Friday, May 12, 2017

Student Choice

The only constant in teaching is change. For educators one thing stays constant: We care for children. Our classroom culture comes from the amount of compassion we have for our students.

What is one way to build that caring and compassionate culture in your classroom? Giving student a choice and voice in their learning. Choice starts with differentiation. Differentiation is defined by the Training and Development Agency for Schools as:"the process by which differences between learners are accommodated so that all students in a group have the best possible chance of learning." When we allow students choice and voice in our classrooms we are automatically differentiating our instruction. Providing student choice in the classroom is a form of student-centered and differentiated teaching that is intended to increase the student’s level of learning and sense of ownership. Here are some very easy ways to get started:

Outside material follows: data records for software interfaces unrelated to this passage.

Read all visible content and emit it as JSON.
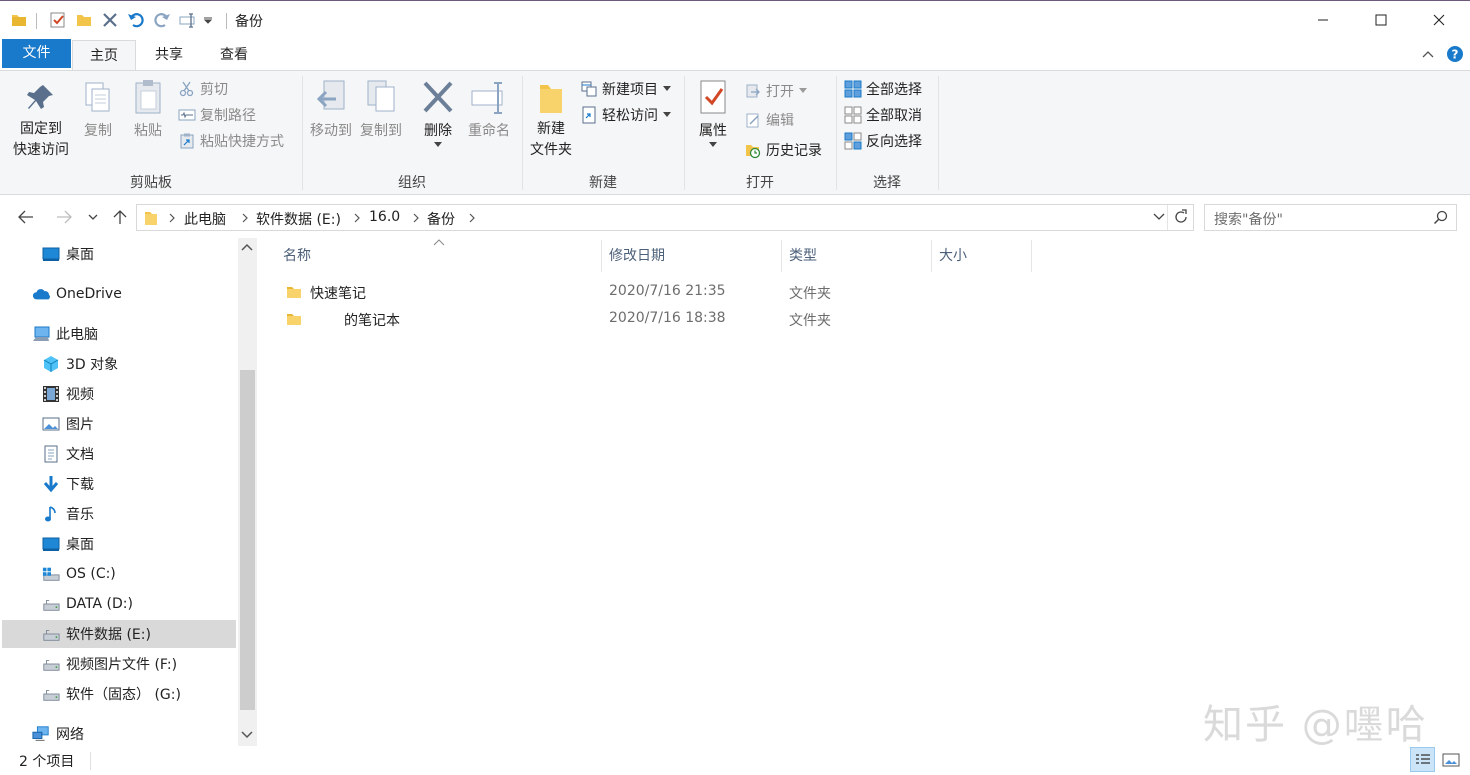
{
  "window": {
    "title": "备份",
    "minimize_glyph": "—",
    "close_glyph": "✕"
  },
  "ribbon_tabs": [
    {
      "label": "文件"
    },
    {
      "label": "主页"
    },
    {
      "label": "共享"
    },
    {
      "label": "查看"
    }
  ],
  "ribbon": {
    "clipboard": {
      "label": "剪贴板",
      "pin_line1": "固定到",
      "pin_line2": "快速访问",
      "copy": "复制",
      "paste": "粘贴",
      "cut": "剪切",
      "copy_path": "复制路径",
      "paste_shortcut": "粘贴快捷方式"
    },
    "organize": {
      "label": "组织",
      "move_to": "移动到",
      "copy_to": "复制到",
      "delete": "删除",
      "rename": "重命名"
    },
    "new": {
      "label": "新建",
      "new_folder_line1": "新建",
      "new_folder_line2": "文件夹",
      "new_item": "新建项目",
      "easy_access": "轻松访问"
    },
    "open": {
      "label": "打开",
      "properties": "属性",
      "open": "打开",
      "edit": "编辑",
      "history": "历史记录"
    },
    "select": {
      "label": "选择",
      "select_all": "全部选择",
      "select_none": "全部取消",
      "invert": "反向选择"
    }
  },
  "address": {
    "crumbs": [
      "此电脑",
      "软件数据 (E:)",
      "16.0",
      "备份"
    ],
    "search_placeholder": "搜索\"备份\""
  },
  "nav_items": [
    {
      "label": "桌面",
      "icon": "desktop-icon"
    },
    {
      "label": "OneDrive",
      "icon": "onedrive-icon"
    },
    {
      "label": "此电脑",
      "icon": "this-pc-icon"
    },
    {
      "label": "3D 对象",
      "icon": "3d-objects-icon"
    },
    {
      "label": "视频",
      "icon": "video-icon"
    },
    {
      "label": "图片",
      "icon": "pictures-icon"
    },
    {
      "label": "文档",
      "icon": "documents-icon"
    },
    {
      "label": "下载",
      "icon": "downloads-icon"
    },
    {
      "label": "音乐",
      "icon": "music-icon"
    },
    {
      "label": "桌面",
      "icon": "desktop-icon"
    },
    {
      "label": "OS (C:)",
      "icon": "windows-drive-icon"
    },
    {
      "label": "DATA (D:)",
      "icon": "drive-icon"
    },
    {
      "label": "软件数据 (E:)",
      "icon": "drive-icon",
      "selected": true
    },
    {
      "label": "视频图片文件 (F:)",
      "icon": "drive-icon"
    },
    {
      "label": "软件（固态） (G:)",
      "icon": "drive-icon"
    },
    {
      "label": "网络",
      "icon": "network-icon"
    }
  ],
  "columns": {
    "name": "名称",
    "modified": "修改日期",
    "type": "类型",
    "size": "大小"
  },
  "files": [
    {
      "name": "快速笔记",
      "modified": "2020/7/16 21:35",
      "type": "文件夹"
    },
    {
      "name": "的笔记本",
      "modified": "2020/7/16 18:38",
      "type": "文件夹"
    }
  ],
  "status": {
    "count": "2 个项目"
  },
  "watermark": "知乎 @嚜哈",
  "colors": {
    "accent": "#1979ca",
    "folder": "#f3c44a",
    "selected_bg": "#d9d9d9"
  }
}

  1. Pole your students to find out where their interest are
  2. Teams Concept
  3.  Think-Alouds 
  4.  Assessing Their Needs and Wants
  5.  Project Options
Choice Boards, Menus, and App Dice 

Using menus in the classroom will 
  • Give students choices for proving mastery of objectives
  • Can reach various levels of questioning & Blooms Taxonomy 
  • Allows for differentiation of instruction and modification without singling out students. 
Lets look at some of my favorite choice menus, boards, and app dice. 

Wednesday, May 3, 2017

The 4 C's: Is it Really That Hard?

Sometimes the thought of changing the way we teach is a little overwhelming. It is our job as educators to prepare our students to become 21 century learners. What exactly does a future ready student look like? A future ready student is someone who is creative, can communicate with peers, think critically, and collaborate with others. Let's look at some very simple ways you can change your classroom in order to encourage this type of learning by doing very little work!

  • Evaluate Simple Classroom Practices

  1. Spark student creativity by evaluating your perspective on questioning, prompting, grading, etc. For example, do you give your students a question or task that requires a yes or no answer? Try giving them an open ended response or task instead. 
  2. Evaluate your rubrics. Are you telling students what application to use to complete their work, or are you allowing them choice? You can try using choice menus and app dice with your students. 
  3. Does your current seating arrangement allow your students to be in a collaborative environment? Are your desk in rows or groups? Is your classroom a comfortable environment that promotes safe communication and collaboration?

  • Evaluate your basic classroom practices and instructional strategies. Below are just a few ideas that you can take into your classroom tomorrow. 

  1. Blended learning is when you combine technology with traditional instruction. For example, instead of having students draw the water cycle have them make it out of Play-Doh. Once they create the model from Play-Doh have them turn it into a stop motion picture using the stop motion app. You could also create stop motion videos using iMovie. 
  2. Reader's responses and note taking can be done using book snaps via Seesaw and Emojis
  3. Vocabulary doesn't need to be just copying definitions and memorizing flash cards. Try having students create a collaborative Frayer Model, student built interactive word walls using QR codes, memes, play games, etc. 
  4. Do you just stand in front of your classroom and lecture to your students? Try flipping your lessons using Seesaw. Take your students on a virtual field trip. Use different platforms for presentations besides Power Point. Try delivering your lessons via Padlet so students can comment and collaborate. Hook your audience with a simple meme, video, scenario. Teach your lesson through a hands on Breakout EDU game. 
  5.  Use a back channel with Today's Meet 
  6.  Remix your classroom jobs. Have a student in charge of managing the daily lesson back channel. Assign a student a role of tweeting out the key topics from the lesson. Assign a student to create tutorial videos in Seesaw for students and parents to watch. 
  7.  Have your students brainstorm topics that they want to learn more about. Try to integrate these topics into your lessons. As extension activities throughout the year, let your students extend their knowledge on the topic by completing research and projects. This will allow to make real world connections and problem solve. 

Student Choice

The only constant in teaching is change. For educators one thing stays constant: We care for children. Our classroom culture comes from the ...